Wings of the dove

  • While banks declined yesterday, homebuilding stocks rallied
  • Mortgage rates dropped after Wednesday’s Fed announcement
  • Spring-summer housing season is around the corner

Considering the Fed basically did what everyone expected it would do on Wednesday—pledged to stay patient on interest rates—the reactions in some areas of the market were pretty remarkable.

The immediate big-picture reaction was anything but, though. The S&P 500 (SPX), which had traded in negative territory for much of the day, closed down modestly after an initial post-announcement pop.

But two areas of the market exhibited very different—and larger—reactions as traders further digested the “news” yesterday. As the SPX put together a solid rally, bank stocks took a powder and housing stocks took flight: Around noon ET, the S&P banking index was down around 1% while the S&P homebuilders index was up 2.3%.

Banks vs. Homebuilders, 3/20/18–3/21/19. Lennar Homes (LEN), KB Homes (KBH), JPMorgan Chase (JPM), Bank of America (BAC) price chart. Diverging paths.

Source: Power E*TRADE

The five-minute chart above shows the paths of two bank stocks, JPMorgan Chase (JPM) and Bank of America (BAC), and two homebuilders, Lennar Homes (LEN) and KB Homes (KBH), after the FOMC announcement. Roughly halfway through yesterday’s trading session, both homebuilders were up at least 4.5% from where they were before the announcement, while both banks were down more than 3%.

To boil down these divergent reactions to their essence, the low interest rate environment portended by the Fed announcement implies smaller profits for businesses that lend money (banks), while it also presumably bodes well for homebuilders, which could see a bump in their business because of lower mortgage rates. And in the wake of the Fed announcement, mortgage rates did indeed drop to a 52-week low1—just in time for the traditional spring-summer home-buying season.

And don’t look now, but after a dismal 2018, the housing sector is doing something it hasn’t done in quite a while—leading the broad market. As of yesterday, the S&P homebuilder index was up around 18% year-to-date vs. a roughly 13% gain for the SPX.

Lennar Homes (scheduled to release earnings next Wednesday, by the way), which pivoted higher on Wednesday after testing its February and March lows, shot up more than 2.5% yesterday, pushing its year-to-date gain north of 21%:

Lennar Homes (LEN) price chart. Turned higher post-FOMC.

Source: Power E*TRADE
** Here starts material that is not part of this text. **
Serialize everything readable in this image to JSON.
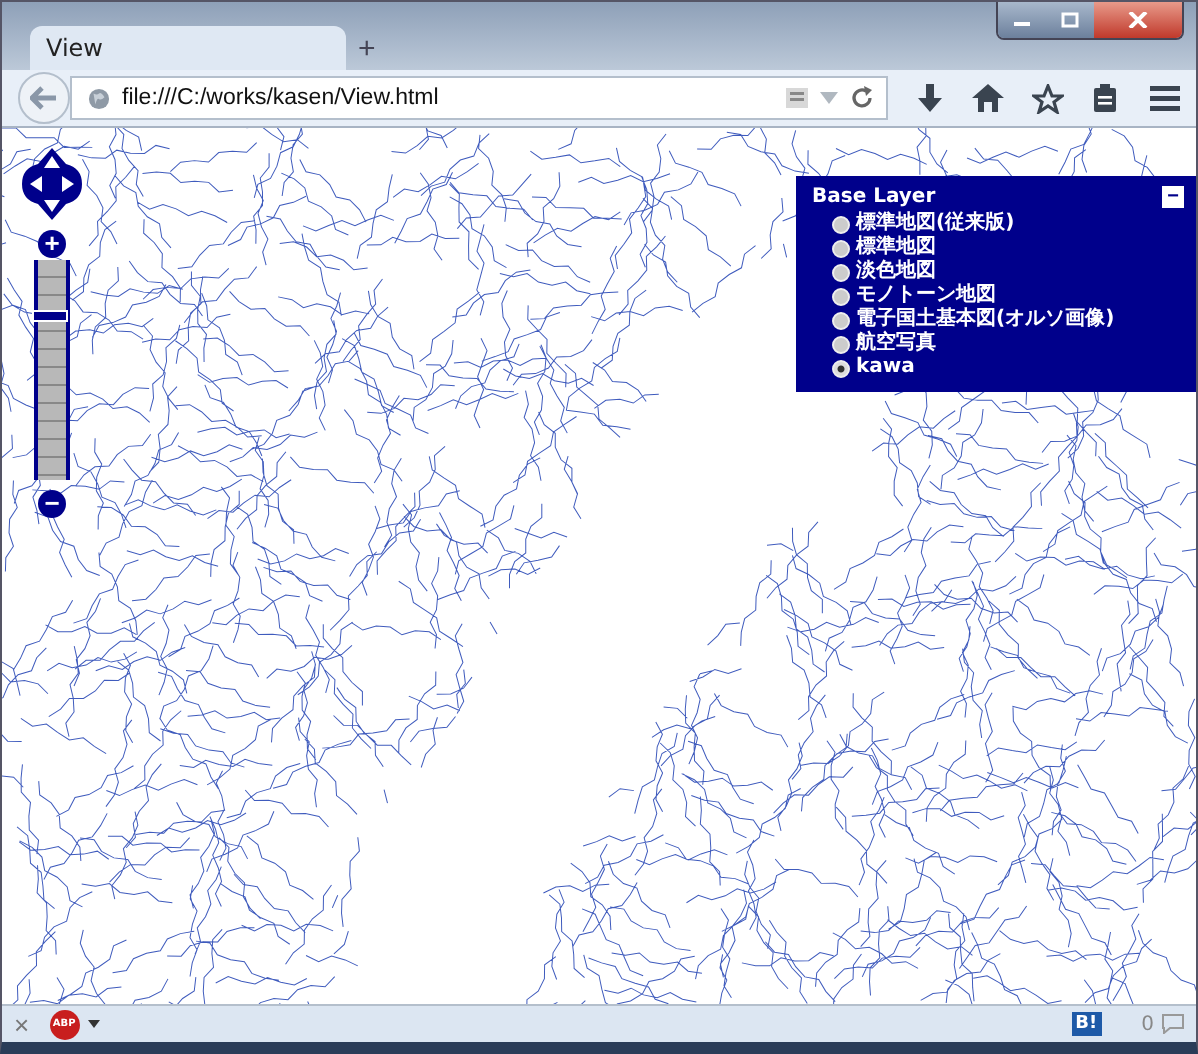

A continued housing rally isn’t a lock any more than a prolonged bear market is a done deal for banking stocks. The Fed always retains the prerogative to change its stance, after all, and a less-discussed aspect of Wednesday’s announcement was the Fed’s lowered (but still positive) economic expectations.2 Nonetheless, some traders may be thinking about the potential for certain housing stocks to renew their ascent while they have a favorable tailwind.

Keep an eye on next week’s rush of housing data, and today’s existing home sales number. Things could get interesting.

Today’s numbers (all times ET): Existing Home Sales (10 a.m.), Wholesale Trade (10 a.m.), Baker-Hughes Rig Count (1 p.m.).

Today’s earnings include: Tiffany (TIF).


Click here to log on to your account or learn more about E*TRADE's trading platforms, or follow the Company on Twitter, @ETRADE, for useful trading and investing insights.

1 Fortune. Mortgage Rates Hit 52-Week Low After Fed Meeting. 3/21/19.

2 New York Times. Fed, Dimming Its Economic Outlook, Predicts No Rate Increases This Year. 3/20/19.

What to read next...

A volume surge isn’t necessarily what it first appears to be, but that doesn’t mean there’s no trade opportunity.

So close, so far: A look at the market’s push toward new highs

Trading when vs. trading why Timing isn’t everything—unless you’re a short-term trader.

Looking to expand your financial knowledge?